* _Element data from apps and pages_
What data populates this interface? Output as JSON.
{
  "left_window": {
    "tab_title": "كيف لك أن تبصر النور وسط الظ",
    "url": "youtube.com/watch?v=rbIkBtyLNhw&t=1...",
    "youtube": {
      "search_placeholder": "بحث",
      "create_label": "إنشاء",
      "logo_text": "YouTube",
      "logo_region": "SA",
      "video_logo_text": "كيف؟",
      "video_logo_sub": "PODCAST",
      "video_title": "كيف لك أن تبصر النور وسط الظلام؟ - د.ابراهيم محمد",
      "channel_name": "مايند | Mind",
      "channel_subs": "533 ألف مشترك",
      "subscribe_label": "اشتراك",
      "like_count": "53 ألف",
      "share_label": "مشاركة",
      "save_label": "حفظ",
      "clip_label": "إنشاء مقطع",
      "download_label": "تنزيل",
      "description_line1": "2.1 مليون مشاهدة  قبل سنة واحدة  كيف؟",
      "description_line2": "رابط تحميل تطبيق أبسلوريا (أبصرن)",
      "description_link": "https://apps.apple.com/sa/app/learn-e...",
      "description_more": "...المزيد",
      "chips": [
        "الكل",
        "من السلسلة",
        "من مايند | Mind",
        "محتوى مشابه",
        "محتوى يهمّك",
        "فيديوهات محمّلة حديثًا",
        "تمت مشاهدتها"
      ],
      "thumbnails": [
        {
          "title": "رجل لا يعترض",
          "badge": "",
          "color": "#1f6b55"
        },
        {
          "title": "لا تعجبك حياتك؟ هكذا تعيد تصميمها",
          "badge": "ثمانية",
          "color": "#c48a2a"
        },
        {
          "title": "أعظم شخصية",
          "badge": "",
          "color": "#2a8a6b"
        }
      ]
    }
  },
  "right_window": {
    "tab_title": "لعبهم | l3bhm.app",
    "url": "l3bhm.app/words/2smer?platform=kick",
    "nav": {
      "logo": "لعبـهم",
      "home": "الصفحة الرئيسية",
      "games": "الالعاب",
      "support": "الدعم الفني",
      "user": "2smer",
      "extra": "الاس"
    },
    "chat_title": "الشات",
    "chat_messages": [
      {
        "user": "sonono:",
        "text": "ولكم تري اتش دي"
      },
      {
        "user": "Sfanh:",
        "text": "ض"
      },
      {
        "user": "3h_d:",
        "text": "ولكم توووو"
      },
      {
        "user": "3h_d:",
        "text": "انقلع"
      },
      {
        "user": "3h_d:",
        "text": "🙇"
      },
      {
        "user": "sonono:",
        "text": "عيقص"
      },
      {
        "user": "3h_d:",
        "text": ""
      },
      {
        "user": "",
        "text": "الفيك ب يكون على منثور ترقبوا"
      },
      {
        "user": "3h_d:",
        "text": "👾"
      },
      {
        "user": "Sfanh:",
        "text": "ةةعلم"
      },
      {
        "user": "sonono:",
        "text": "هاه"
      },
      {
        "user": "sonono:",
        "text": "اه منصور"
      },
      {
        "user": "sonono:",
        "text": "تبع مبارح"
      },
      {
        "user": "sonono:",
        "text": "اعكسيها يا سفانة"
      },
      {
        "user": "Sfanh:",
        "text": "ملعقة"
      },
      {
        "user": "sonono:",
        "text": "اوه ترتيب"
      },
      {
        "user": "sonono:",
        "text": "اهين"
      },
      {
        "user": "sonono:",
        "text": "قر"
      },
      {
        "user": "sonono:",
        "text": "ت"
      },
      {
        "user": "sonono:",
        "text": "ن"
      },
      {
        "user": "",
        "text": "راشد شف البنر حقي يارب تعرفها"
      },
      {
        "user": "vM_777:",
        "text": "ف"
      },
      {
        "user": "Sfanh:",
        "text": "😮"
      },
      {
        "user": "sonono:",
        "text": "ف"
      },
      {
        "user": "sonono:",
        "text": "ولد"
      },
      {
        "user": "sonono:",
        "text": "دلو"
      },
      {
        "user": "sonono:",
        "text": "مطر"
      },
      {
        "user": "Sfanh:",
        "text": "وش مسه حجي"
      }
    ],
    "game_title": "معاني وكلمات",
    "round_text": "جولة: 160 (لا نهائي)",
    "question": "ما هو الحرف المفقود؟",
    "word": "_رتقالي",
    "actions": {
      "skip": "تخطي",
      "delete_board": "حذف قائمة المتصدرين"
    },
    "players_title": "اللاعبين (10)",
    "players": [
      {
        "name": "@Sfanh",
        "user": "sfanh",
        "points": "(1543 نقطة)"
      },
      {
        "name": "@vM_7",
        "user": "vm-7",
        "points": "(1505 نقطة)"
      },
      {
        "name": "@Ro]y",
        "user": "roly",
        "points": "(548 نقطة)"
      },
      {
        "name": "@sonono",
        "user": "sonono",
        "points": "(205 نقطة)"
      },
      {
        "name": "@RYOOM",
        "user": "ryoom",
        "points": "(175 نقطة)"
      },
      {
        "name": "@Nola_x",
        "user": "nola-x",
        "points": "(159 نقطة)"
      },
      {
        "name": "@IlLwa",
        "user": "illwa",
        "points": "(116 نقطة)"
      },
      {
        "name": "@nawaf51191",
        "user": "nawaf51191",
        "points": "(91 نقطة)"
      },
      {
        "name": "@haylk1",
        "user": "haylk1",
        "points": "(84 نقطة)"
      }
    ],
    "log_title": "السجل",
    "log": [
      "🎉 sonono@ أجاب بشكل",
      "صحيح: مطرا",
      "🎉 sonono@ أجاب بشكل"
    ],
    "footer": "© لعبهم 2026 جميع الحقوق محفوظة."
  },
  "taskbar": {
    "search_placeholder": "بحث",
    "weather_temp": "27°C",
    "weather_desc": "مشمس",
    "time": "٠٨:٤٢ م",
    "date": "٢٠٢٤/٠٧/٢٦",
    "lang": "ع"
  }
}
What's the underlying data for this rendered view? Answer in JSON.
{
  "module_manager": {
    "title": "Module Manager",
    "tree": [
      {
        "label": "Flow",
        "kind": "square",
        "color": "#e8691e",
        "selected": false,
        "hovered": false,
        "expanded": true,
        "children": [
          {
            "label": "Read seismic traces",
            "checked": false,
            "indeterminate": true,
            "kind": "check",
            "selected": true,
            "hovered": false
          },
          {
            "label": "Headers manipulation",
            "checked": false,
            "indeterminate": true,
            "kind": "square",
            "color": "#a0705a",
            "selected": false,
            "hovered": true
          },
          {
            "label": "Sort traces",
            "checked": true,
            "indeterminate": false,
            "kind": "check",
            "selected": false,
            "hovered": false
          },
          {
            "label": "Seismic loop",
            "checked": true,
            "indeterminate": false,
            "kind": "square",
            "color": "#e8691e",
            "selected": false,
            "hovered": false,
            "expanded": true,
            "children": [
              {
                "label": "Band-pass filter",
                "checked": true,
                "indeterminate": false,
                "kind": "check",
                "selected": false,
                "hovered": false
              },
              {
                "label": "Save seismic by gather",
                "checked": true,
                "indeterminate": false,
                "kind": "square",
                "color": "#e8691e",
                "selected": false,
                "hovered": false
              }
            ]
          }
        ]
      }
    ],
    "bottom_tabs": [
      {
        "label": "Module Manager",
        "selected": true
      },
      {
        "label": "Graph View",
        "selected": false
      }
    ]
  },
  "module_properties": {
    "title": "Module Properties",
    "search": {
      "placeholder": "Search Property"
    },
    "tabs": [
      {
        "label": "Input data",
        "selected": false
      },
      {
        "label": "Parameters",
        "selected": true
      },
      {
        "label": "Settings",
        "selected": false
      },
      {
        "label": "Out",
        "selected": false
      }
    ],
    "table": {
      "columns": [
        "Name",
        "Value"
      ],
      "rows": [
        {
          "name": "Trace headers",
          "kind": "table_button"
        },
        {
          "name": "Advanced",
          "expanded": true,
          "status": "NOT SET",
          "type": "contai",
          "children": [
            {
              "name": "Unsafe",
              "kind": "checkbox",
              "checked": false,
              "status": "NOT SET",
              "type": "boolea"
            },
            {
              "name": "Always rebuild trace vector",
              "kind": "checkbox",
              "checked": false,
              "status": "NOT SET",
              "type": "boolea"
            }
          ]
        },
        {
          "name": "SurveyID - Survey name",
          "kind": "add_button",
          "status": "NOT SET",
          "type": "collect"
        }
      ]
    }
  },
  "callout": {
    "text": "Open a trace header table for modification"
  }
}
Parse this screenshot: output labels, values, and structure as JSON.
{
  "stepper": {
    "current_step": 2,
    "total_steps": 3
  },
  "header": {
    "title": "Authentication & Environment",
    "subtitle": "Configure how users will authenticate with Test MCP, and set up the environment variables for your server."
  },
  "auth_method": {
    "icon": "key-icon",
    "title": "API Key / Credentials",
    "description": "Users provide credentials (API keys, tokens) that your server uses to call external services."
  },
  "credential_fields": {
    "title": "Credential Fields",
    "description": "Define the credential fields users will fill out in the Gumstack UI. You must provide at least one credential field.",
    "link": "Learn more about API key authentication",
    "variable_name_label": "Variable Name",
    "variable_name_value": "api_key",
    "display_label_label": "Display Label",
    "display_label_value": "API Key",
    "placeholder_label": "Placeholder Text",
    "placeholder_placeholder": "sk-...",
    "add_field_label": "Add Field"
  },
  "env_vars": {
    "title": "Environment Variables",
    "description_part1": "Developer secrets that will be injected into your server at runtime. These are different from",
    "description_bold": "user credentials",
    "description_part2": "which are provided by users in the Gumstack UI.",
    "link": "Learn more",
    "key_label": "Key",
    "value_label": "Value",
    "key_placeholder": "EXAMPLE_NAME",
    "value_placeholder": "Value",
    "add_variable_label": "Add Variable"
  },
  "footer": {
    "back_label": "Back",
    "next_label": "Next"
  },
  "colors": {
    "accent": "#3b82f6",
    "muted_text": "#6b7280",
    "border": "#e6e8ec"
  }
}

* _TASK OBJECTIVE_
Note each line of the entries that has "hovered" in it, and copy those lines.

* _OUTPUT FOR THIS EXERCISE_
        "hovered": false,
            "hovered": false
            "hovered": true
            "hovered": false
            "hovered": false,
                "hovered": false
                "hovered": false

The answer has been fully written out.